There are plenty of things to gripe about when it comes to age, but your sex life isn't one of them. It turns out that as you get older, the quality and frequency of orgasms can improve, Dr. Herbenick says. "[A recent survey showed that] 61 percent of women ages 18 to 24 experienced orgasm the last time they had sex, 65 percent of women in their 30s did, and about 70 percent of women in their 40s and 50s did."
While the survey didn't indicate why exactly orgasms become easier with age, Dr. Herbenick says that it's likely because older women are more sexually experienced, have more confidence in the bedroom, and aren't afraid to speak up for what they want. There may also be more trust and intimacy involved if you're in a long-term relationship, which can allow a woman to relax more and embrace the ride on the way to orgasm.
If you have trouble reaching orgasm during intercourse, consider switching things up, Dr. Herbenick says. "It is significantly easier for women to experience orgasm when they engage in a variety of sex acts as opposed to just one act," she says. "For example, vaginal sex plus oral sex would be linked to a higher likelihood of orgasm than either one of them alone." And remember, intercourse isn't the only way to reach an orgasm — many women get off by using sex toys, either with their partners or totally solo.
Research shows that how a woman feels about herself — including her genitalia — is linked to the quality of her orgasms. "As a women's health clinician, I can vouch for the fact that every vagina looks different and there is no 'perfect' way for a vagina to look," Stern says. "As long as your vagina is pain-free and you don't have any abnormal discharge, sores or other medical problems, you can consider yourself healthy and normal."
To increase your confidence (and therefore your orgasm potential), Stern says it's important to talk to yourself in a positive, healthy manner, especially when thinking about your body. One way to do that? Look in the mirror every day and say one thing you like about your body. (No repeats from the day before!) Another trick: Pull out a hand mirror and take a look at what's going on downstairs. Getting to know every part of yourself is the first step toward feeling confident all over.
8. It may take more than 20 minutes to orgasm.
Many women take longer to climax than their male partners, and that's perfectly normal, Stern says. In fact, most women require at least 20 minutes of sexual activity to climax. "If you find that your partner often reaches orgasm before you do, there are ways to help him slow down, like applying firm pressure around the base of the penis," she says. If premature ejaculation is a concern, Stern recommends seeing a primary care doctor or urologist to find alternative techniques that can help.
We've all heard about women who can orgasm while sitting on a train and wondered if it was actually possible.

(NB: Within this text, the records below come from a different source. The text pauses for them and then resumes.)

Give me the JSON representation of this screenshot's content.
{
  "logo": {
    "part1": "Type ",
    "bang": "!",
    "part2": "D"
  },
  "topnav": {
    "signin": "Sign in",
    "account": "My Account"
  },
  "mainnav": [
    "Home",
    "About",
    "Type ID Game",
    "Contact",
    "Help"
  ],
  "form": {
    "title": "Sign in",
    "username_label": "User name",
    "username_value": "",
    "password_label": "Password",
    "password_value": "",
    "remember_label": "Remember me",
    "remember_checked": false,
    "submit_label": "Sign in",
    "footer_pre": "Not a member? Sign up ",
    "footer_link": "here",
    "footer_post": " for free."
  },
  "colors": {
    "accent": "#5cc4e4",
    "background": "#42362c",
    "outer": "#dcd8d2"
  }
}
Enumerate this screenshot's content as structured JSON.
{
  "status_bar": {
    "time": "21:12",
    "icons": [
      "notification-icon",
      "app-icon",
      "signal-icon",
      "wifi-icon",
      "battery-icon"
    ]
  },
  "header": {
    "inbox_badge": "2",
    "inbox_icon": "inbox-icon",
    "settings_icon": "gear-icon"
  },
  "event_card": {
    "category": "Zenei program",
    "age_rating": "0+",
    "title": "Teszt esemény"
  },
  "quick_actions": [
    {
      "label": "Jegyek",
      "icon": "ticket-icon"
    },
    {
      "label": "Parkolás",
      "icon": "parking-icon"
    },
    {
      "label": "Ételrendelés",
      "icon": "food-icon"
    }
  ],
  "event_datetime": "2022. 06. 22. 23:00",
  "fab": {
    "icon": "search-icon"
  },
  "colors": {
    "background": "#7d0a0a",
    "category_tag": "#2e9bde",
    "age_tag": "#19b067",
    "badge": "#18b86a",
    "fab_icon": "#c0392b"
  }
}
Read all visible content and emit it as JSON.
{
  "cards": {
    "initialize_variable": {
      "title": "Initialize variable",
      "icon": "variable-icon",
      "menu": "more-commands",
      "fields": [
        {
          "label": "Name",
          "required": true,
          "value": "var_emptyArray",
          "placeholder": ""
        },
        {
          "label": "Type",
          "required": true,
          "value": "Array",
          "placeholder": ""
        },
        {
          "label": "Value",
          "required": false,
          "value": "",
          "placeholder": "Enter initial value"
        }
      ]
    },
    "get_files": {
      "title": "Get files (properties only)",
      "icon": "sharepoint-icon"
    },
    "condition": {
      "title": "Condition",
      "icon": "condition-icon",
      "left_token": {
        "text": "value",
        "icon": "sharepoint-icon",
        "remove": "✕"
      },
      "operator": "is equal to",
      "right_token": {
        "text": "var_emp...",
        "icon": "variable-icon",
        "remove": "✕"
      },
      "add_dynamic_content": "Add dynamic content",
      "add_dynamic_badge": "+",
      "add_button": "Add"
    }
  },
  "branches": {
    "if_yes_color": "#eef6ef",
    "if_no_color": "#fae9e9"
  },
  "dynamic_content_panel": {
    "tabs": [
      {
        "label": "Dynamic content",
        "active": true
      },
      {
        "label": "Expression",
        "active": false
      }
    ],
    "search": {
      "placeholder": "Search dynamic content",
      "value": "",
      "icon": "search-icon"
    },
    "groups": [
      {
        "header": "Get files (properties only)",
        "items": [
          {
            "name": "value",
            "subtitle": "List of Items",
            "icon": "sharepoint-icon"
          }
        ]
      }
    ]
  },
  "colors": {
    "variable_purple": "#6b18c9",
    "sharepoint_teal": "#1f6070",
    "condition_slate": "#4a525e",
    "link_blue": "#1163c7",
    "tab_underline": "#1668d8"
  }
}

Experts say it is, and Stern even knows a woman who had an orgasm every time she used the treadmill. "The reason for spontaneous orgasms during certain activities is twofold — increased blood flow to the genitals and vibration of or contact with the clitoris," Stern says. Unfortunately, this phenomenon is pretty rare, she adds, so if it hasn't happened to you already, it's not likely to start.
A recent study showed that, when it comes to orgasm, 80 percent of women have faked it at some point or another. That needs to stop, as doing so doesn't do anyone any good. Faking it means your partner doesn't learn what you like and don't like, and you'll end up regularly finishing sack sessions feeling unsatisfied.
2018.08.27 / 14:13